*Work item*: Pick out all lines of the entries that include the word "icon" and copy them.

*Record excerpts*:
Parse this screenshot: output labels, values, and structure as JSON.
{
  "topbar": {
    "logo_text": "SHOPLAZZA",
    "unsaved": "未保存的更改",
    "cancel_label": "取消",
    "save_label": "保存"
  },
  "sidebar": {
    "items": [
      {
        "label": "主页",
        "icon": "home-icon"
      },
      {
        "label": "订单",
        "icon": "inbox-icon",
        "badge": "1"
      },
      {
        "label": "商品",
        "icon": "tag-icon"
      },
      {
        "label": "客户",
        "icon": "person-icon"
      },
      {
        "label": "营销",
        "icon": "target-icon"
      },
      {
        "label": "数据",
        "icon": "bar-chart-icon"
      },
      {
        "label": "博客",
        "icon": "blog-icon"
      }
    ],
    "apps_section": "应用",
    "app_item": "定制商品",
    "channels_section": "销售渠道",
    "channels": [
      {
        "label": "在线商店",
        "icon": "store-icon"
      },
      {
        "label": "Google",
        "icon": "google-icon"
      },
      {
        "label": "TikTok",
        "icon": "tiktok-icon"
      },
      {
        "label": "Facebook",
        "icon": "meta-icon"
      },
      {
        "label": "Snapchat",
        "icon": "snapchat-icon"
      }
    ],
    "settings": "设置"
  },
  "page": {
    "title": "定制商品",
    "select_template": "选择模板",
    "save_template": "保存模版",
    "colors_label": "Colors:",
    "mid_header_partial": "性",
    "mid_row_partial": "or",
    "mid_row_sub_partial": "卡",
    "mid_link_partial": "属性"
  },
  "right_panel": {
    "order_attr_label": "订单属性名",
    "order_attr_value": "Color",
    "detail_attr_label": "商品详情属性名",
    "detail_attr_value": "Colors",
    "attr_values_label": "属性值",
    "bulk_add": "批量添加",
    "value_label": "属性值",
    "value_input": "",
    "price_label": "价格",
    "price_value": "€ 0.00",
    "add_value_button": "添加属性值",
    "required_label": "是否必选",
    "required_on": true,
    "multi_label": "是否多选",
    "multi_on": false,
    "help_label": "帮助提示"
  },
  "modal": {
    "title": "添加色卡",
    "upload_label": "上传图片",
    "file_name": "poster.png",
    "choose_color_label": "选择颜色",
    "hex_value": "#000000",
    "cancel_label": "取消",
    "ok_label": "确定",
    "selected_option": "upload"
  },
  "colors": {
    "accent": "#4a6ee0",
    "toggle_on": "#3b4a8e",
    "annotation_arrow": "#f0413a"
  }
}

*Solution to this problem*:
        "icon": "home-icon"
        "icon": "inbox-icon",
        "icon": "tag-icon"
        "icon": "person-icon"
        "icon": "target-icon"
        "icon": "bar-chart-icon"
        "icon": "blog-icon"
        "icon": "store-icon"
        "icon": "google-icon"
        "icon": "tiktok-icon"
        "icon": "meta-icon"
        "icon": "snapchat-icon"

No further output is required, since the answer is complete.